(Beginning of Exercise material)

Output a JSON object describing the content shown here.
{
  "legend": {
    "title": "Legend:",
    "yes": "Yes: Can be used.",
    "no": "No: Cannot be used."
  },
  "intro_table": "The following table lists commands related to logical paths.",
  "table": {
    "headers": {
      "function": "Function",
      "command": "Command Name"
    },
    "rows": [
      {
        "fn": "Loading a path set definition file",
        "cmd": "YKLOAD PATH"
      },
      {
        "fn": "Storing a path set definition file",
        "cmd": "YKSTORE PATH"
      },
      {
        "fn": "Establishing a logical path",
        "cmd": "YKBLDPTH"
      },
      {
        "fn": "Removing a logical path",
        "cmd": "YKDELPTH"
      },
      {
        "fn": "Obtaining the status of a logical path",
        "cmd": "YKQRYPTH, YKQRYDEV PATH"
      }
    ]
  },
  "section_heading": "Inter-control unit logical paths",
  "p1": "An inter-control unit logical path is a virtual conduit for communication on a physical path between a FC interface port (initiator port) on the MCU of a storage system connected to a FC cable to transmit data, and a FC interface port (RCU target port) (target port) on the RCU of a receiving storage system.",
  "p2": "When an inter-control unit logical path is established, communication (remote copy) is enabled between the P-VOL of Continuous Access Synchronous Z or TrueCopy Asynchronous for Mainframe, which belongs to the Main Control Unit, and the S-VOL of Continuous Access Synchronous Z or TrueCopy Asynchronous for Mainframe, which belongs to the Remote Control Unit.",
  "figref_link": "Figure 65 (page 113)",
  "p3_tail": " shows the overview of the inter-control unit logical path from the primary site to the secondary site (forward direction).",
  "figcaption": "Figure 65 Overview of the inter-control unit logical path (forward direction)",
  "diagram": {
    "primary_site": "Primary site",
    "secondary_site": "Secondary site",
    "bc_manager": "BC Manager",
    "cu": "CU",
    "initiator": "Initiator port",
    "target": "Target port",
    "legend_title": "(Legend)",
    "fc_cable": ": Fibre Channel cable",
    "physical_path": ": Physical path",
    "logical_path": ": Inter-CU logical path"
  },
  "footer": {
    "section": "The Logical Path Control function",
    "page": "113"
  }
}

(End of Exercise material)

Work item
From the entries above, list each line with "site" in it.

Exercise result
  "p3_tail": " shows the overview of the inter-control unit logical path from the primary site to the secondary site (forward direction).",
    "primary_site": "Primary site",
    "secondary_site": "Secondary site",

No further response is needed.